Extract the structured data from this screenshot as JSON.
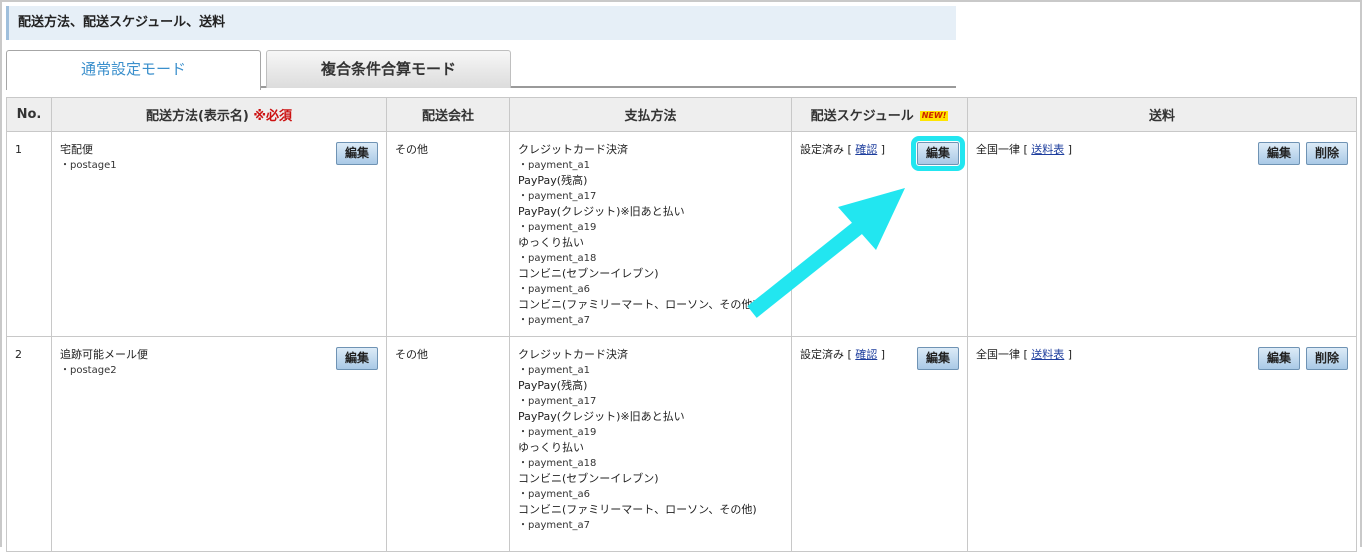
{
  "section_title": "配送方法、配送スケジュール、送料",
  "tabs": [
    {
      "label": "通常設定モード",
      "active": true
    },
    {
      "label": "複合条件合算モード",
      "active": false
    }
  ],
  "table": {
    "headers": {
      "no": "No.",
      "method": "配送方法(表示名)",
      "method_required": "※必須",
      "carrier": "配送会社",
      "payment": "支払方法",
      "schedule": "配送スケジュール",
      "schedule_badge": "NEW!",
      "shipping": "送料"
    },
    "rows": [
      {
        "no": "1",
        "method_name": "宅配便",
        "method_code": "・postage1",
        "method_edit": "編集",
        "carrier": "その他",
        "payments": [
          "クレジットカード決済",
          "・payment_a1",
          "PayPay(残高)",
          "・payment_a17",
          "PayPay(クレジット)※旧あと払い",
          "・payment_a19",
          "ゆっくり払い",
          "・payment_a18",
          "コンビニ(セブンーイレブン)",
          "・payment_a6",
          "コンビニ(ファミリーマート、ローソン、その他)",
          "・payment_a7"
        ],
        "schedule_status": "設定済み",
        "schedule_bracket_open": "[",
        "schedule_link": "確認",
        "schedule_bracket_close": "]",
        "schedule_edit": "編集",
        "shipping_text": "全国一律",
        "shipping_bracket_open": "[",
        "shipping_link": "送料表",
        "shipping_bracket_close": "]",
        "shipping_edit": "編集",
        "shipping_delete": "削除"
      },
      {
        "no": "2",
        "method_name": "追跡可能メール便",
        "method_code": "・postage2",
        "method_edit": "編集",
        "carrier": "その他",
        "payments": [
          "クレジットカード決済",
          "・payment_a1",
          "PayPay(残高)",
          "・payment_a17",
          "PayPay(クレジット)※旧あと払い",
          "・payment_a19",
          "ゆっくり払い",
          "・payment_a18",
          "コンビニ(セブンーイレブン)",
          "・payment_a6",
          "コンビニ(ファミリーマート、ローソン、その他)",
          "・payment_a7"
        ],
        "schedule_status": "設定済み",
        "schedule_bracket_open": "[",
        "schedule_link": "確認",
        "schedule_bracket_close": "]",
        "schedule_edit": "編集",
        "shipping_text": "全国一律",
        "shipping_bracket_open": "[",
        "shipping_link": "送料表",
        "shipping_bracket_close": "]",
        "shipping_edit": "編集",
        "shipping_delete": "削除"
      }
    ]
  },
  "colors": {
    "highlight": "#22e6f0",
    "required": "#cc1111",
    "active_tab_text": "#3a8fcc"
  },
  "icons": {
    "annotation": "arrow-annotation-icon"
  }
}
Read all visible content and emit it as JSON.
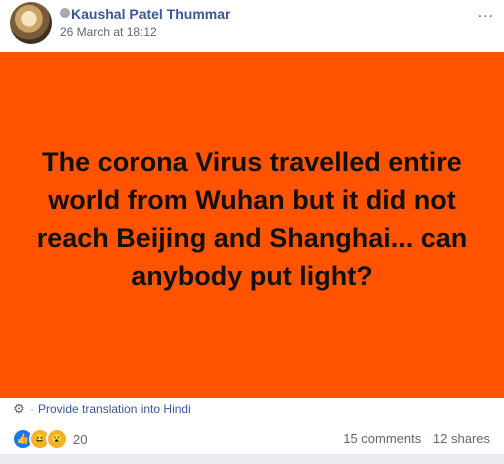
{
  "post": {
    "author": "Kaushal Patel Thummar",
    "timestamp": "26 March at 18:12",
    "menu": "...",
    "text": "The corona Virus travelled entire world from Wuhan but it did not reach Beijing and Shanghai... can anybody put light?",
    "background_color": "#ff5300"
  },
  "translation": {
    "separator": "·",
    "link": "Provide translation into Hindi"
  },
  "footer": {
    "reaction_icons": [
      "like-icon",
      "haha-icon",
      "wow-icon"
    ],
    "reaction_count": "20",
    "comments": "15 comments",
    "shares": "12 shares"
  }
}
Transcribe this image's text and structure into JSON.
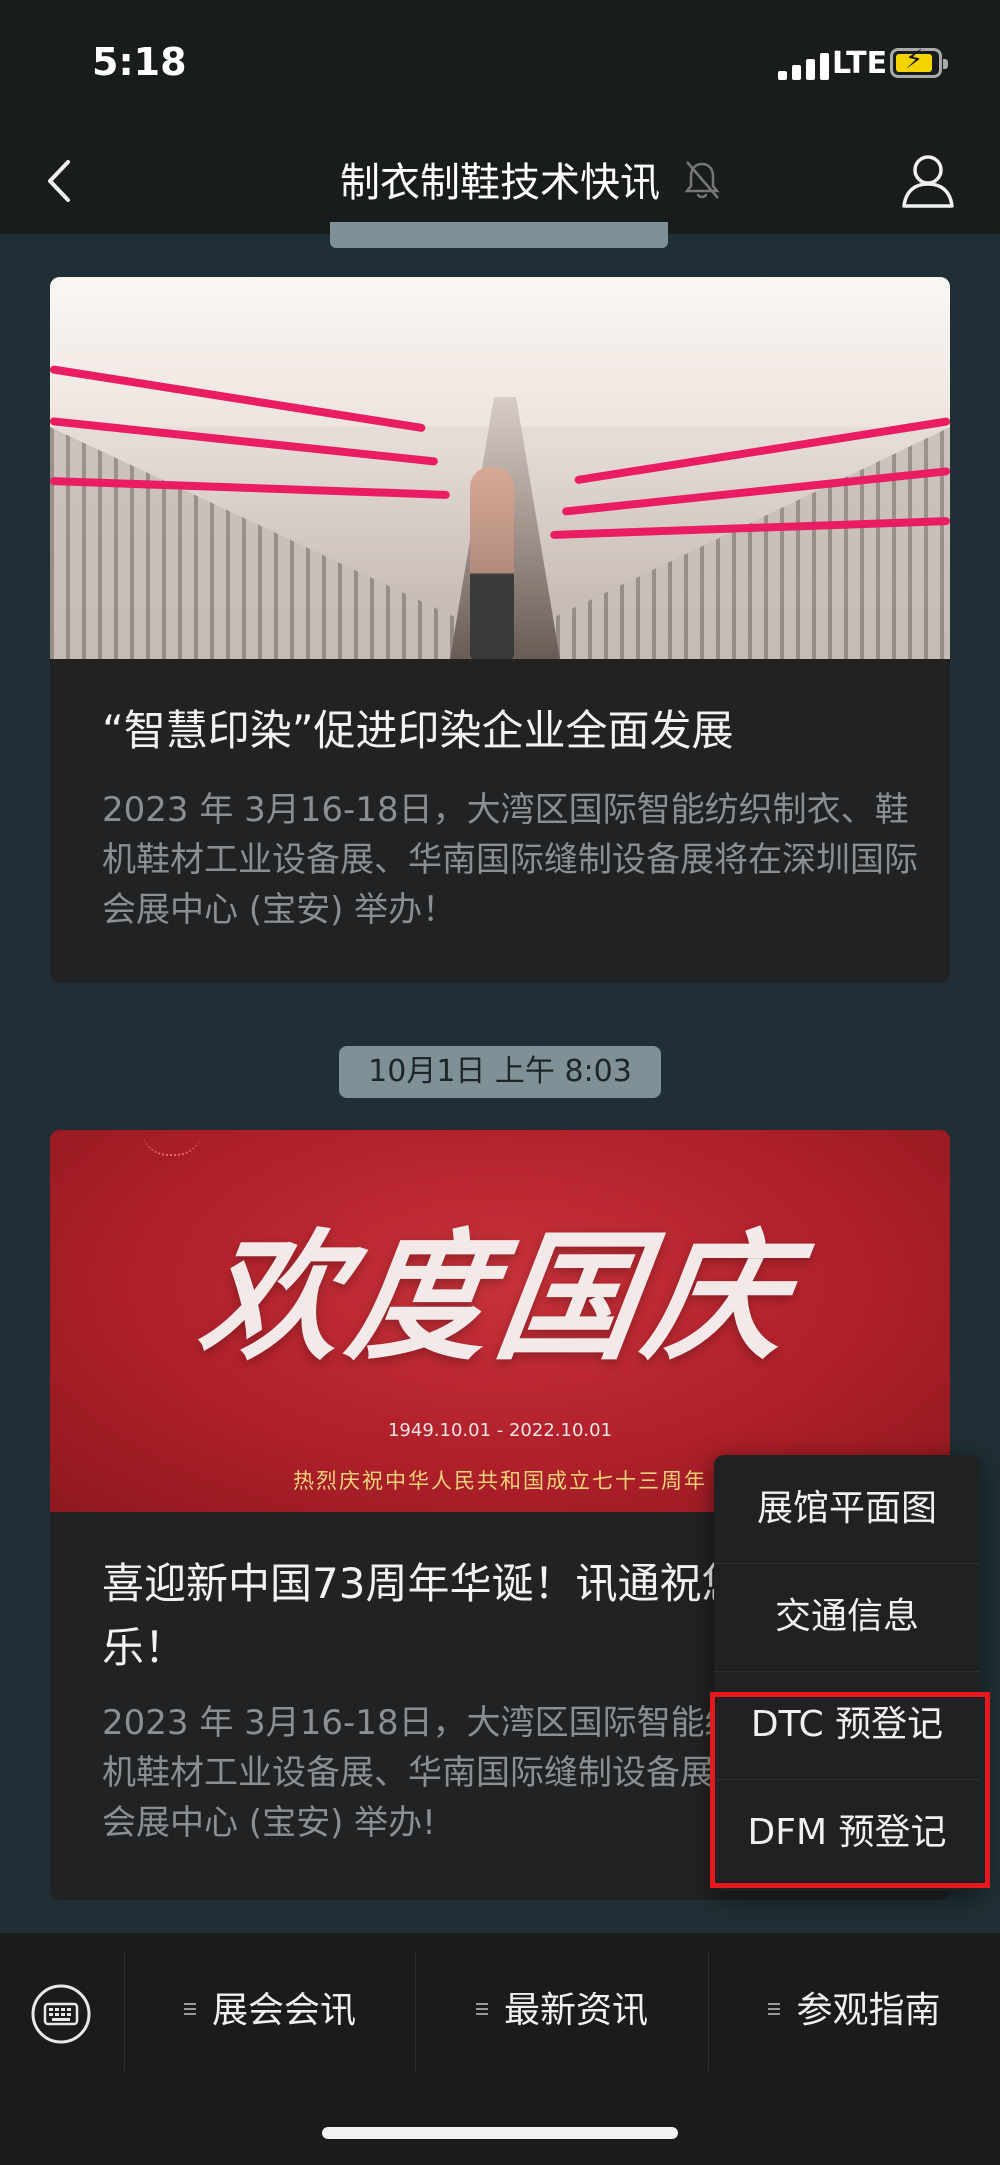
{
  "status_bar": {
    "time": "5:18",
    "network": "LTE"
  },
  "nav": {
    "title": "制衣制鞋技术快讯"
  },
  "messages": [
    {
      "title": "“智慧印染”促进印染企业全面发展",
      "description": "2023 年 3月16-18日，大湾区国际智能纺织制衣、鞋机鞋材工业设备展、华南国际缝制设备展将在深圳国际会展中心 (宝安) 举办！"
    },
    {
      "timestamp": "10月1日 上午 8:03",
      "image_text": {
        "headline": "欢度国庆",
        "dates": "1949.10.01 - 2022.10.01",
        "greeting": "热烈庆祝中华人民共和国成立七十三周年"
      },
      "title": "喜迎新中国73周年华诞！讯通祝您国庆快乐！",
      "description": "2023 年 3月16-18日，大湾区国际智能纺织制衣、鞋机鞋材工业设备展、华南国际缝制设备展将在深圳国际会展中心 (宝安) 举办!"
    }
  ],
  "popup_menu": {
    "items": [
      "展馆平面图",
      "交通信息",
      "DTC 预登记",
      "DFM 预登记"
    ]
  },
  "bottom_tabs": [
    "展会会讯",
    "最新资讯",
    "参观指南"
  ],
  "colors": {
    "highlight": "#e6171d",
    "timestamp_bg": "#7f9196"
  }
}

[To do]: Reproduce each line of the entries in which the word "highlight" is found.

[Result of this exercise]:
    "highlight": "#22e6f0",
    "highlight": "#e6171d",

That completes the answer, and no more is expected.